Determination of the degree to which contaminant occurrence and unit treatment costs together affect variability in compliance costs by looking at the cases of arsenic, uranium and radon.
Determination of what are achievable data quality objectives for cost estimates, given there is variability in input data due to real differences across facilities, and other sources of uncertainty or error.
Future work will be dedicated to standardizing methods for quantifying the relative uncertainties in the various input parameters, defining variability (real differences among utilities) and determining cumulative impacts on cost estimates. Another aspect of the work will be to develop a clear presentation of results so that the robustness and completeness of supporting data to the RIA can be evaluated and various regulatory options weighed.
Strawman Position Paper Data Quality Objectives; will include results of ongoing uncertainty/sensitivity study of the Safewater Suite and discussion of how conclusions of the study will be used to design a standard program of uncertainty/sensitivity analysis for each proposed regulation.
Final Review Manual on Data Quality Objectives. Manual will be in the form of a simple and user-friendly "how-to" manual on quantifying and portraying variability and uncertainty of the costs of regulation.
Duplication of Uncertainty/Sensitivity analysis but this time in support of Groundwater Disinfection Rule.
Based on results of ongoing Uncertainty/Sensitivity analysis, blue-print for new data collection efforts to improve the cost estimates.
Report on how co-occurrence issues affect cost model relationships; analysis of the interaction effects between different regulations and treatments.
Develop methods for defining uncertainty for benefits/risk analyses.
|Strawman Position Paper Data Quality Objectives
|Final Review Manual on Data Quality Objectives
|Duplication of Uncertainty/Sensitivity analysis
|Blue-print for new data collection efforts
|Report on co-occurrence issues
|Due date unspecified
|Develop methods for defining uncertainty for benefits/risk analyses
|Due date unspecified
Questions for Stakeholders:

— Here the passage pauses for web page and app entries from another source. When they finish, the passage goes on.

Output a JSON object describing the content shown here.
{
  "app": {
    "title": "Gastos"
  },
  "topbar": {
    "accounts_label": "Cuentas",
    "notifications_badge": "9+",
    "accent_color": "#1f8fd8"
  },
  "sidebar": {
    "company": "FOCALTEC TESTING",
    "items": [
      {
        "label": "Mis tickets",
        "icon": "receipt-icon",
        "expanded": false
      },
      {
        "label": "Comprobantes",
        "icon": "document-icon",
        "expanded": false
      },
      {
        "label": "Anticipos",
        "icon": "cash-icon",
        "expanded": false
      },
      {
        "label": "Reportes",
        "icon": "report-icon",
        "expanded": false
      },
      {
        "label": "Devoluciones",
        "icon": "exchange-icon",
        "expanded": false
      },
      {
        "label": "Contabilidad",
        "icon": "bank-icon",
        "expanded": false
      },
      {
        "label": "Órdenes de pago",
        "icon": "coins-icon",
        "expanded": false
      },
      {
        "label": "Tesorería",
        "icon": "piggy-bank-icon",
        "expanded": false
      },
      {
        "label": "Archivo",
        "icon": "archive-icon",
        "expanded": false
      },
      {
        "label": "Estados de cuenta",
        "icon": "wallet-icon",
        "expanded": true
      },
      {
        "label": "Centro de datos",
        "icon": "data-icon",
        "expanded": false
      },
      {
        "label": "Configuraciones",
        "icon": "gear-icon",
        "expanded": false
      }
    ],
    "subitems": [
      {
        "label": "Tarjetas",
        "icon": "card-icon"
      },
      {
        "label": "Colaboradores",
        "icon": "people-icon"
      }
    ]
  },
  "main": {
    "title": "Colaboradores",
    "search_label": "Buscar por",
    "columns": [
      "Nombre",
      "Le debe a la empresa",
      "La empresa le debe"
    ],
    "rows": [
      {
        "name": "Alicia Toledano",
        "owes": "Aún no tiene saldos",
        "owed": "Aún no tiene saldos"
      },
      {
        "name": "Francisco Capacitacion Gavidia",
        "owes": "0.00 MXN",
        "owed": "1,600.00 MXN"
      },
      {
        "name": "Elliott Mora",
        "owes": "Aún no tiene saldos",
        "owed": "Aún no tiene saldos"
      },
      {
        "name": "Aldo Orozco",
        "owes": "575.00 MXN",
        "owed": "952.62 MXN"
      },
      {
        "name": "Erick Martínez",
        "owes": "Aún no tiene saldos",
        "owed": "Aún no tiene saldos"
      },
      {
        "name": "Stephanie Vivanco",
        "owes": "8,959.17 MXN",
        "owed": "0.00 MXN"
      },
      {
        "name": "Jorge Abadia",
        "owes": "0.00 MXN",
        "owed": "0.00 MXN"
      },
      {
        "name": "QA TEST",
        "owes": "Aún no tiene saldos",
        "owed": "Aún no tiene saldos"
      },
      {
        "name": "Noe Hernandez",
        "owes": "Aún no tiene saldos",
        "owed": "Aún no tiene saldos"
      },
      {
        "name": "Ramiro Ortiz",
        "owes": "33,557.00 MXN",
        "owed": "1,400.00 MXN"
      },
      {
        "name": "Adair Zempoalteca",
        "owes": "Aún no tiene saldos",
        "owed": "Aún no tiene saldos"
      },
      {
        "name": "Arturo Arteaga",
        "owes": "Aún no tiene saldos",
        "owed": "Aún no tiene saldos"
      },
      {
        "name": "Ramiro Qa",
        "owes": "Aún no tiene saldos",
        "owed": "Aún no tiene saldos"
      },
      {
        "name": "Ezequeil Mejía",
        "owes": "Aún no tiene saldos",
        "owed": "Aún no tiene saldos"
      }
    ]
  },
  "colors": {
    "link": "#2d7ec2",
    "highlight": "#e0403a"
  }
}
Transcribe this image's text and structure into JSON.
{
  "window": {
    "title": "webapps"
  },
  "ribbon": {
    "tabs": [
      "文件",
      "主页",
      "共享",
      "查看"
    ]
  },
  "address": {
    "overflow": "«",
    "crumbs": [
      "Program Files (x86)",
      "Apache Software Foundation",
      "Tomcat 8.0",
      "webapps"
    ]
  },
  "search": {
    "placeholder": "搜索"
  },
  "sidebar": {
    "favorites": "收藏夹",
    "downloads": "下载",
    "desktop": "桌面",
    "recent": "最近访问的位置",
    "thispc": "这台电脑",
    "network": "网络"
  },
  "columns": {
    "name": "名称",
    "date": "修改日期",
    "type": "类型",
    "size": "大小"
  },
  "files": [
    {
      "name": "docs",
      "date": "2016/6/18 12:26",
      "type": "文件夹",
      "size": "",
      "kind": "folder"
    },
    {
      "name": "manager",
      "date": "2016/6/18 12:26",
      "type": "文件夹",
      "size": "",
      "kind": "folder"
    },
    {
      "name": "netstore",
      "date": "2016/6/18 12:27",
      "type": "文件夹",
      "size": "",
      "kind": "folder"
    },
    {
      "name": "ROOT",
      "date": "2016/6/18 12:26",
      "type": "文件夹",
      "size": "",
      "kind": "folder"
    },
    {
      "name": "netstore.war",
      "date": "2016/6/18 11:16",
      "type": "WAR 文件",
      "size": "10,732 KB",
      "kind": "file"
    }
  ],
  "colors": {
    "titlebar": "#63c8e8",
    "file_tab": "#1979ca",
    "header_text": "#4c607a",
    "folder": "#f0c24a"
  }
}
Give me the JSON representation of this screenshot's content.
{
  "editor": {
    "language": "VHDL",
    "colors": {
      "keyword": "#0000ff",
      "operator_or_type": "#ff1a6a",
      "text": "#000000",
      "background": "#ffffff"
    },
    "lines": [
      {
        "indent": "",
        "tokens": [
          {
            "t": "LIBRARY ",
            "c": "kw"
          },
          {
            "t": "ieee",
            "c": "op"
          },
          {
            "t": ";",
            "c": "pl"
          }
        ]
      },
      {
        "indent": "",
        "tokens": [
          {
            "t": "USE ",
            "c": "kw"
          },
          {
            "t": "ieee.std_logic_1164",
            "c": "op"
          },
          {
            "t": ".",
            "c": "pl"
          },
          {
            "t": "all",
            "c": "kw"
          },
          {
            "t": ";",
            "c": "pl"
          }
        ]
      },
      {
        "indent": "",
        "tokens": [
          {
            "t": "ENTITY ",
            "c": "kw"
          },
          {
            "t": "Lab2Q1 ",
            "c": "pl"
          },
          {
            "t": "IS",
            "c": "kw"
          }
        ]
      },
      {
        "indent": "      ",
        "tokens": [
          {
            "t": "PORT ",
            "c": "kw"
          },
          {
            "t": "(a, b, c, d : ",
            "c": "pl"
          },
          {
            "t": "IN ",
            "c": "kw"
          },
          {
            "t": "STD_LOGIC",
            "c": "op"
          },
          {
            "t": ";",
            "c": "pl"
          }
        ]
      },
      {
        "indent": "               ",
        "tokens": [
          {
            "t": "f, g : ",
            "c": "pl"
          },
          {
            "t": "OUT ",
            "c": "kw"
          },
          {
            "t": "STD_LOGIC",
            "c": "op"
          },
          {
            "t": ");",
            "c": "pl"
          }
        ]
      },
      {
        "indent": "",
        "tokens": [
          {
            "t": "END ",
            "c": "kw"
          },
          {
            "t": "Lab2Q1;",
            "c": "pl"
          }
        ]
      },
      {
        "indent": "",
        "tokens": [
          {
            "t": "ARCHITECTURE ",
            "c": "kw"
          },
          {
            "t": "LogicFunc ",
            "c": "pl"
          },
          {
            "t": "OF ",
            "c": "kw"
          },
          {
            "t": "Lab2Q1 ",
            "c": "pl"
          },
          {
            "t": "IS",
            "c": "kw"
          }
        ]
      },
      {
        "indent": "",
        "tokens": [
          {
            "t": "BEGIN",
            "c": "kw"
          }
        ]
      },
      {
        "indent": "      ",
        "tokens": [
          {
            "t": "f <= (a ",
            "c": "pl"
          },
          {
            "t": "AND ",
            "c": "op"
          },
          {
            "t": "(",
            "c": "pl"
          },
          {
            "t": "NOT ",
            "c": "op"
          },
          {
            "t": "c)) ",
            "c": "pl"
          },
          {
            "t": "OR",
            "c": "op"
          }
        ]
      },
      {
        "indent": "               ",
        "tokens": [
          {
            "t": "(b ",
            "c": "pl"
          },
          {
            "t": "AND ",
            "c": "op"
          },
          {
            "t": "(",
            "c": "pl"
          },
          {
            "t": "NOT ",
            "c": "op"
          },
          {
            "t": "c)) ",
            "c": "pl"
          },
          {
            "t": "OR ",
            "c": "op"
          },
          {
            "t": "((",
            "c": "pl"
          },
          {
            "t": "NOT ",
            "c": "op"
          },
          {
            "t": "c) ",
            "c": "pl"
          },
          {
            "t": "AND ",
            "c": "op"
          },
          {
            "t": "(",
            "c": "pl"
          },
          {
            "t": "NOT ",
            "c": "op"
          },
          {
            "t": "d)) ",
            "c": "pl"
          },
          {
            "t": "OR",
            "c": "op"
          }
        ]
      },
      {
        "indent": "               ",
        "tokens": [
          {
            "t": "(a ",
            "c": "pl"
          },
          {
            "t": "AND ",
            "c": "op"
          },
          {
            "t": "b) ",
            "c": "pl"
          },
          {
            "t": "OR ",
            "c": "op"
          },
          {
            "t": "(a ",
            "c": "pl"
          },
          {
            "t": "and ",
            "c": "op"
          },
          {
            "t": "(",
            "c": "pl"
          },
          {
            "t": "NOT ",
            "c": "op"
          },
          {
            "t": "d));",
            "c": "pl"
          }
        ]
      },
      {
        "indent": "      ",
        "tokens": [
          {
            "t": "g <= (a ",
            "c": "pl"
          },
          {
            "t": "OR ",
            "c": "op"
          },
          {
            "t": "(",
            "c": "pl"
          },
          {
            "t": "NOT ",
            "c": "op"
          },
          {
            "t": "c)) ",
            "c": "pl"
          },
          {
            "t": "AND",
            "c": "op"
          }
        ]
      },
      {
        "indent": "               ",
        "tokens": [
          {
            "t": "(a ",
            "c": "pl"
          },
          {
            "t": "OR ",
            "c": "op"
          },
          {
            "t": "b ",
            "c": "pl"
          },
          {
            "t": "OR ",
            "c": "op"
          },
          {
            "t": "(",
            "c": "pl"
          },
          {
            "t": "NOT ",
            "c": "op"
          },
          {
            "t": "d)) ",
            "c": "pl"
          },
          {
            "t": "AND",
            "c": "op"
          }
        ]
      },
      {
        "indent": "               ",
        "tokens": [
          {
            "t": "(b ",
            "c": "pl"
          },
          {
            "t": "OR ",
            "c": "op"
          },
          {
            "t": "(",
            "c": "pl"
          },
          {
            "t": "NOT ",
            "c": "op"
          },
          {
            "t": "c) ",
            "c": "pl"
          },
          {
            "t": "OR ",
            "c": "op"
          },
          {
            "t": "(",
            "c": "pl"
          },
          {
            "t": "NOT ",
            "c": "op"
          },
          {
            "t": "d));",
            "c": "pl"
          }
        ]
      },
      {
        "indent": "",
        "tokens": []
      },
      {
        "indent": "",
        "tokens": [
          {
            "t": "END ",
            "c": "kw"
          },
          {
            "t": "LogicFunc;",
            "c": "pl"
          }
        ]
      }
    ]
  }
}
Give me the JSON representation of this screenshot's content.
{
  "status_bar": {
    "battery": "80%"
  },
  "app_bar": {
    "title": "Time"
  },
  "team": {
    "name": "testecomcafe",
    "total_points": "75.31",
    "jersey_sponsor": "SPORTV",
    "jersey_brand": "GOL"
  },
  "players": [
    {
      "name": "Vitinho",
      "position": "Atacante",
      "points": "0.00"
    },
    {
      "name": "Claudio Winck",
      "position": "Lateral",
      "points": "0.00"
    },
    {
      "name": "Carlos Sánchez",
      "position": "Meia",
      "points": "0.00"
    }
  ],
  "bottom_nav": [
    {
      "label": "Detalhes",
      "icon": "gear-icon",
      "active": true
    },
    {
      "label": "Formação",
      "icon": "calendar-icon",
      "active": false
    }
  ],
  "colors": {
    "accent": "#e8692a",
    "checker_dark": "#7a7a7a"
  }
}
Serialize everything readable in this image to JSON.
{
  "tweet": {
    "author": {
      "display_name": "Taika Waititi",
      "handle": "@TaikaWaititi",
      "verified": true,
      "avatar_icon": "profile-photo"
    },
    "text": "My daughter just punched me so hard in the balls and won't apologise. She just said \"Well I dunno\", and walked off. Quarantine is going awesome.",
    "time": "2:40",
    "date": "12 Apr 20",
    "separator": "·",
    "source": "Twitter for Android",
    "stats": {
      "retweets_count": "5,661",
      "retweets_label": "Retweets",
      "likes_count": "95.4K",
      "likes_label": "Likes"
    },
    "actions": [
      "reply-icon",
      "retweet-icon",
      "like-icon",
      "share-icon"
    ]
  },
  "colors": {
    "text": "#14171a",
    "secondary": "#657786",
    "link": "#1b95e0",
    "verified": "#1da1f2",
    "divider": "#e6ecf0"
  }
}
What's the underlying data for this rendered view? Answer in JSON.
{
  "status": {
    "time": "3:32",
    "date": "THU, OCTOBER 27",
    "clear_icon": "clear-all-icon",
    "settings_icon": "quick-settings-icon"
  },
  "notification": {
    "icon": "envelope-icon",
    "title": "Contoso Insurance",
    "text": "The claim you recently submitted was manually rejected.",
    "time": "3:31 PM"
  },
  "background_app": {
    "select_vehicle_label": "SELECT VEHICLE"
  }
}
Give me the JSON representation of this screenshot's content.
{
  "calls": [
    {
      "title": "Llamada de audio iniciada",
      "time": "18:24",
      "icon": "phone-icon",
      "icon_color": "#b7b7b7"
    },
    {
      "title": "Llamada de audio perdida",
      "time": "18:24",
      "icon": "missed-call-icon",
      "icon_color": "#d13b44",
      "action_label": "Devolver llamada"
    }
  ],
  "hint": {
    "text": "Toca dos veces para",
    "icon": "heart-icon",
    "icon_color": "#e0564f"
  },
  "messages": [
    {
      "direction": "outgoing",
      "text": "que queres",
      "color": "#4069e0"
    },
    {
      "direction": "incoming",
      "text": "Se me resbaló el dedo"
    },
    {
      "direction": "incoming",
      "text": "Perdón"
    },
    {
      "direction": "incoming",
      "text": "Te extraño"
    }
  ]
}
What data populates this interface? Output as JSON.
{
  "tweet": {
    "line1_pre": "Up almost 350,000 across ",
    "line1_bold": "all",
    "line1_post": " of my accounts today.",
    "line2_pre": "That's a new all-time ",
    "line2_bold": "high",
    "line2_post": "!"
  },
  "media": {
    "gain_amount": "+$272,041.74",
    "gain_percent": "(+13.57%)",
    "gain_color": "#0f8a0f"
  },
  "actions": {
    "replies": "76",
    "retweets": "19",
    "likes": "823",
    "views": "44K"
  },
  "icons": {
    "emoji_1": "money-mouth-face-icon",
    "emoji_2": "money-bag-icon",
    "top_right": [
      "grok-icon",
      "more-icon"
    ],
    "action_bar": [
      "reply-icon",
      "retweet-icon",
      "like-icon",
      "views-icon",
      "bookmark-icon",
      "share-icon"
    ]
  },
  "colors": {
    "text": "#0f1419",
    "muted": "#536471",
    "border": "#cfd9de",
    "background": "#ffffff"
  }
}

Does EPA's approach to defining uncertainty in cost estimates address the statutory requirement?
How should EPA use the results of the sensitivity and uncertainty analysis in regulation development? What are the links between the DQO work and other areas of the RIA process?
EPA's early approach is to use the Safewater model as a framework for the DQO process. Do stakeholders feel that this approach is flawed and will cause important input parameters and assumptions to be overlooked?
What are the priority areas in the uncertainty/sensitivity analysis?
How do stakeholders want to participate in the DQO process?
How can stakeholders help to strike a balance between reducing monitoring/reporting burdens and filling gaps to reduce uncertainty?
What are other areas for future work?
- SEC. 1412(b)(3)(c)(I) of the Act states: ...When proposing any national primary drinking water regulation that includes a maximum contaminant level, the Administrator shall, with respect to a maximum contaminant level that is being considered in accordance with paragraph (4) [goals and standards] and each alternative maximum contaminant level that is being considered pursuant to paragraph (5) [additional health risk reduction and cost consideration] or (6)(A) [additional health risk reduction and cost considerations-in general] publish, seek public comment on, and use for the purposes of paragraphs (4), (5) and (6) an analysis of .. the quality and extent of, the information, the uncertainties in the analysis supporting subclauses (I) through (VI) [quantifiable and nonquantifiable health risk reduction, quantifiable and nonquantifiable costs, incremental costs and benefits associated with each alternative maximum contaminant level considered, effects of the contaminant on general population and sensitive subpopulation, increased health risk as the result of compliance, including risks associated with co-occurring contaminants] and factors with respect to the degree and nature of the risk.